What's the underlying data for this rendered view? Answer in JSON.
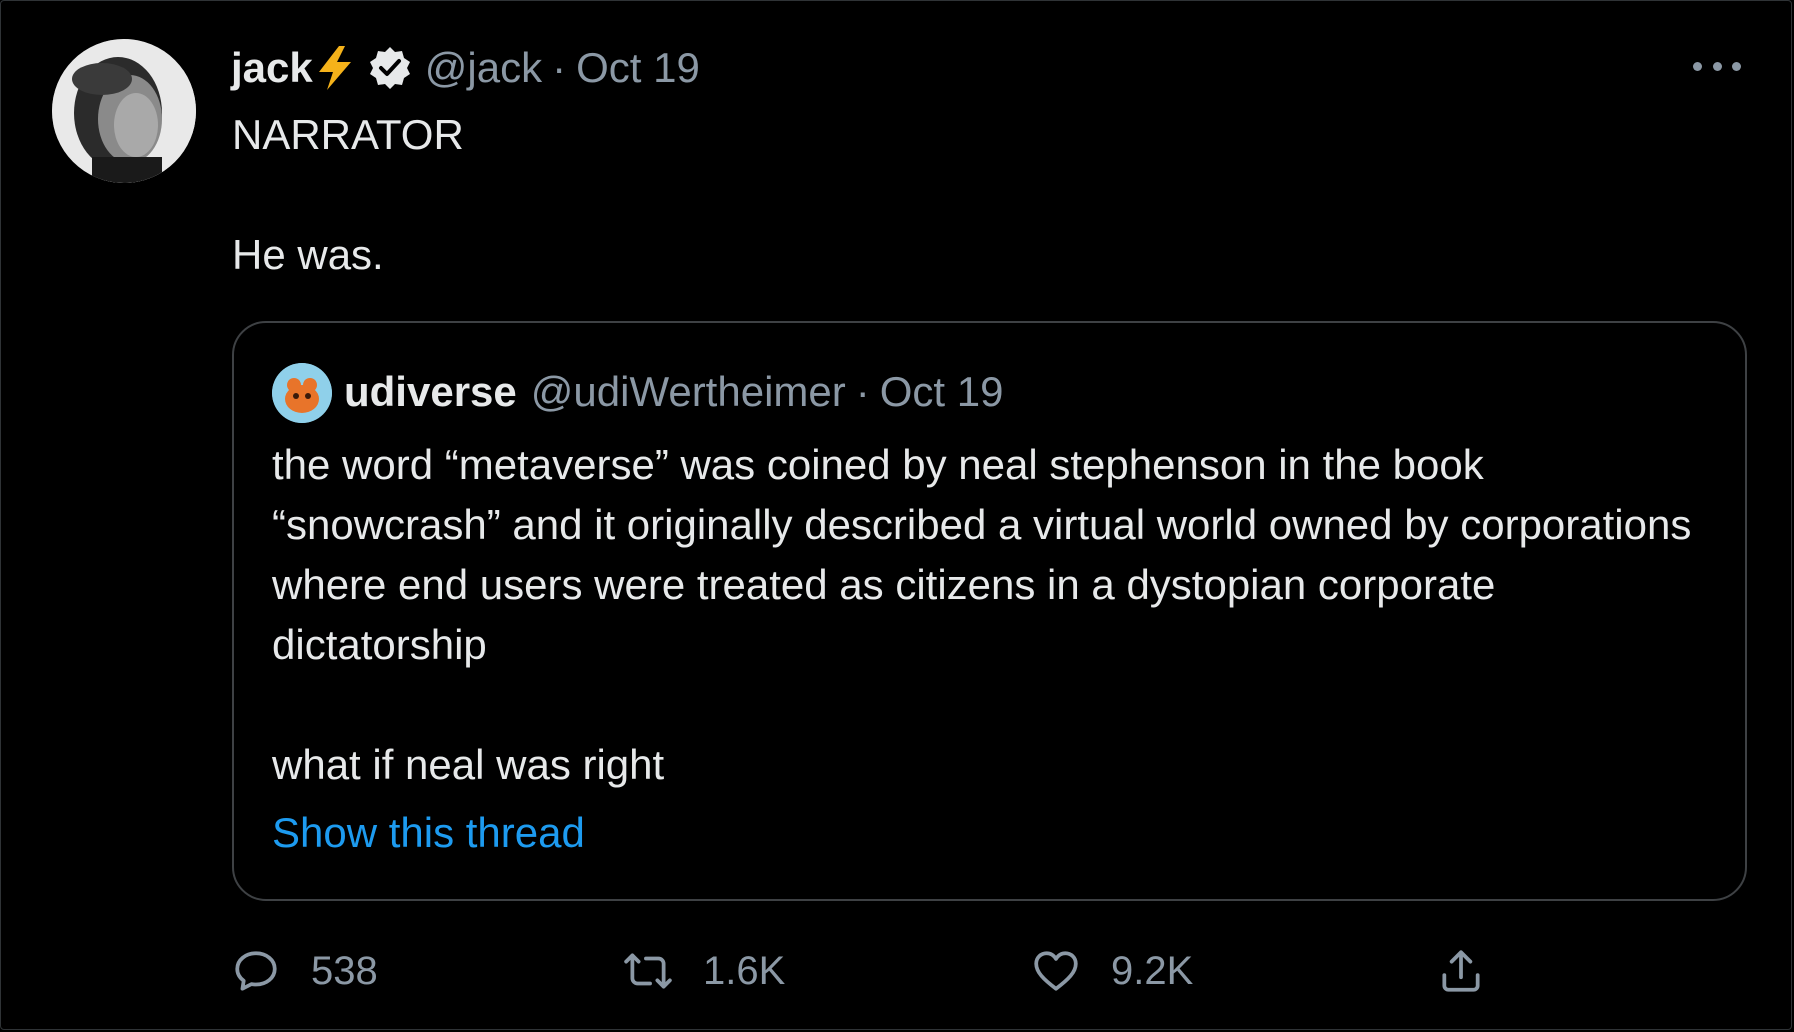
{
  "tweet": {
    "author_name": "jack",
    "author_emoji": "⚡",
    "handle": "@jack",
    "separator": "·",
    "date": "Oct 19",
    "lines": [
      "NARRATOR",
      "He was."
    ],
    "avatar_icon": "profile-photo"
  },
  "quoted": {
    "author_name": "udiverse",
    "handle": "@udiWertheimer",
    "separator": "·",
    "date": "Oct 19",
    "paragraphs": [
      "the word “metaverse” was coined by neal stephenson in the book “snowcrash” and it originally described a virtual world owned by corporations where end users were treated as citizens in a dystopian corporate dictatorship",
      "what if neal was right"
    ],
    "show_thread_label": "Show this thread"
  },
  "actions": {
    "reply_count": "538",
    "retweet_count": "1.6K",
    "like_count": "9.2K",
    "icons": [
      "reply-icon",
      "retweet-icon",
      "like-icon",
      "share-icon"
    ]
  },
  "colors": {
    "background": "#000000",
    "text_primary": "#e7e9ea",
    "text_secondary": "#8b98a5",
    "link": "#1d9bf0",
    "border": "#3e4144",
    "bolt": "#f5b21a"
  }
}
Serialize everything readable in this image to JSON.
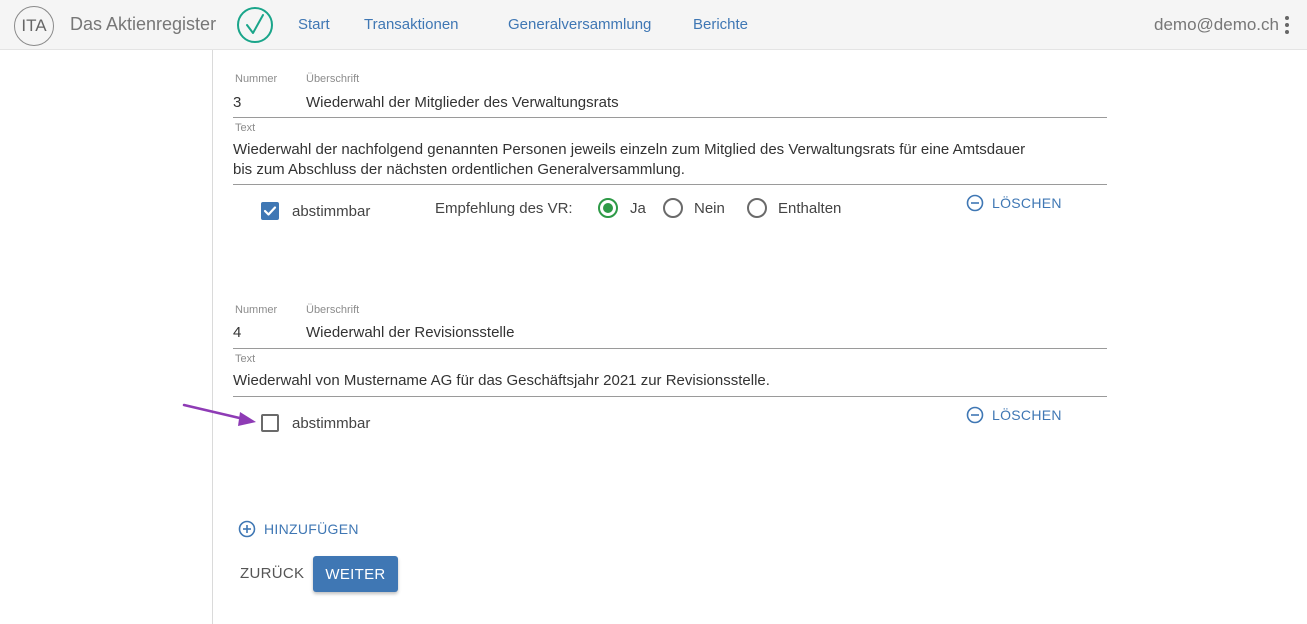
{
  "header": {
    "logo_text": "ITA",
    "app_name": "Das Aktienregister",
    "nav": {
      "start": "Start",
      "transactions": "Transaktionen",
      "general_assembly": "Generalversammlung",
      "reports": "Berichte"
    },
    "user_email": "demo@demo.ch"
  },
  "agenda_items": [
    {
      "number_label": "Nummer",
      "number": "3",
      "title_label": "Überschrift",
      "title": "Wiederwahl der Mitglieder des Verwaltungsrats",
      "text_label": "Text",
      "text_line1": "Wiederwahl der nachfolgend genannten Personen jeweils einzeln zum Mitglied des Verwaltungsrats für eine Amtsdauer",
      "text_line2": "bis zum Abschluss der nächsten ordentlichen Generalversammlung.",
      "votable_label": "abstimmbar",
      "votable": true,
      "recommendation_label": "Empfehlung des VR:",
      "options": [
        "Ja",
        "Nein",
        "Enthalten"
      ],
      "selected_option": "Ja",
      "delete_label": "LÖSCHEN"
    },
    {
      "number_label": "Nummer",
      "number": "4",
      "title_label": "Überschrift",
      "title": "Wiederwahl der Revisionsstelle",
      "text_label": "Text",
      "text_line1": "Wiederwahl von Mustername AG für das Geschäftsjahr 2021 zur Revisionsstelle.",
      "votable_label": "abstimmbar",
      "votable": false,
      "delete_label": "LÖSCHEN"
    }
  ],
  "actions": {
    "add_label": "HINZUFÜGEN",
    "back_label": "ZURÜCK",
    "next_label": "WEITER"
  },
  "colors": {
    "accent_blue": "#3f77b4",
    "radio_green": "#2e9a47",
    "logo_check_teal": "#1aa58a",
    "annotation_purple": "#8e3bb5"
  }
}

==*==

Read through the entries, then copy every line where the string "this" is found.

Response to the exercise:
What's the underlying data for this rendered view? Answer in JSON.
    "show_thread_label": "Show this thread"
Serialize everything readable in this image to JSON.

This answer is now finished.